Extracted records –
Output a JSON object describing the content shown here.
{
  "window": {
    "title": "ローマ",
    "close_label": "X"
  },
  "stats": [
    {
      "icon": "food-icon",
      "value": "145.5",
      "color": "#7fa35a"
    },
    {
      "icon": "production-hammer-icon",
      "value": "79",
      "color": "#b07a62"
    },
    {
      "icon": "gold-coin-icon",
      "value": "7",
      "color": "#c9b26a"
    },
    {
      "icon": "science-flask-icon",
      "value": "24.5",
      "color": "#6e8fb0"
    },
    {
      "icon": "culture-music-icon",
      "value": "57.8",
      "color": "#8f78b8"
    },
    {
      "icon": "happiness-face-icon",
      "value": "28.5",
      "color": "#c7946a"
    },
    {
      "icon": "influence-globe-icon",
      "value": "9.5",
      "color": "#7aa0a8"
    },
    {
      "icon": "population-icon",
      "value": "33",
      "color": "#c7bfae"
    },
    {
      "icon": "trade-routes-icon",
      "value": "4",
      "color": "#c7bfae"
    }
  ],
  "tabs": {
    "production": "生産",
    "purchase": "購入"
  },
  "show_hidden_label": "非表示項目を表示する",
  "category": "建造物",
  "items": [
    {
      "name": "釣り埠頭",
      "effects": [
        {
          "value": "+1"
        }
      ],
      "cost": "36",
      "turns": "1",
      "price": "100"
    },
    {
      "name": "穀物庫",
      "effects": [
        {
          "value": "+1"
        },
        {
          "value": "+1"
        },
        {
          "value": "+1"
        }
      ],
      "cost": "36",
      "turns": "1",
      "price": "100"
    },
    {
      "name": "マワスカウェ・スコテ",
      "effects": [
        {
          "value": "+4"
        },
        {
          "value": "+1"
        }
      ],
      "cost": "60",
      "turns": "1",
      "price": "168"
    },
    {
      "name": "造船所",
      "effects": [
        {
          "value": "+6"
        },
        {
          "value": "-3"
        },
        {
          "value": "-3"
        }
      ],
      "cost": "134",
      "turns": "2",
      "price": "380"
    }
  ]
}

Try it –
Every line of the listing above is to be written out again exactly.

Response area –
Output a JSON object describing the content shown here.
{
  "window": {
    "title": "ローマ",
    "close_label": "X"
  },
  "stats": [
    {
      "icon": "food-icon",
      "value": "145.5",
      "color": "#7fa35a"
    },
    {
      "icon": "production-hammer-icon",
      "value": "79",
      "color": "#b07a62"
    },
    {
      "icon": "gold-coin-icon",
      "value": "7",
      "color": "#c9b26a"
    },
    {
      "icon": "science-flask-icon",
      "value": "24.5",
      "color": "#6e8fb0"
    },
    {
      "icon": "culture-music-icon",
      "value": "57.8",
      "color": "#8f78b8"
    },
    {
      "icon": "happiness-face-icon",
      "value": "28.5",
      "color": "#c7946a"
    },
    {
      "icon": "influence-globe-icon",
      "value": "9.5",
      "color": "#7aa0a8"
    },
    {
      "icon": "population-icon",
      "value": "33",
      "color": "#c7bfae"
    },
    {
      "icon": "trade-routes-icon",
      "value": "4",
      "color": "#c7bfae"
    }
  ],
  "tabs": {
    "production": "生産",
    "purchase": "購入"
  },
  "show_hidden_label": "非表示項目を表示する",
  "category": "建造物",
  "items": [
    {
      "name": "釣り埠頭",
      "effects": [
        {
          "value": "+1"
        }
      ],
      "cost": "36",
      "turns": "1",
      "price": "100"
    },
    {
      "name": "穀物庫",
      "effects": [
        {
          "value": "+1"
        },
        {
          "value": "+1"
        },
        {
          "value": "+1"
        }
      ],
      "cost": "36",
      "turns": "1",
      "price": "100"
    },
    {
      "name": "マワスカウェ・スコテ",
      "effects": [
        {
          "value": "+4"
        },
        {
          "value": "+1"
        }
      ],
      "cost": "60",
      "turns": "1",
      "price": "168"
    },
    {
      "name": "造船所",
      "effects": [
        {
          "value": "+6"
        },
        {
          "value": "-3"
        },
        {
          "value": "-3"
        }
      ],
      "cost": "134",
      "turns": "2",
      "price": "380"
    }
  ]
}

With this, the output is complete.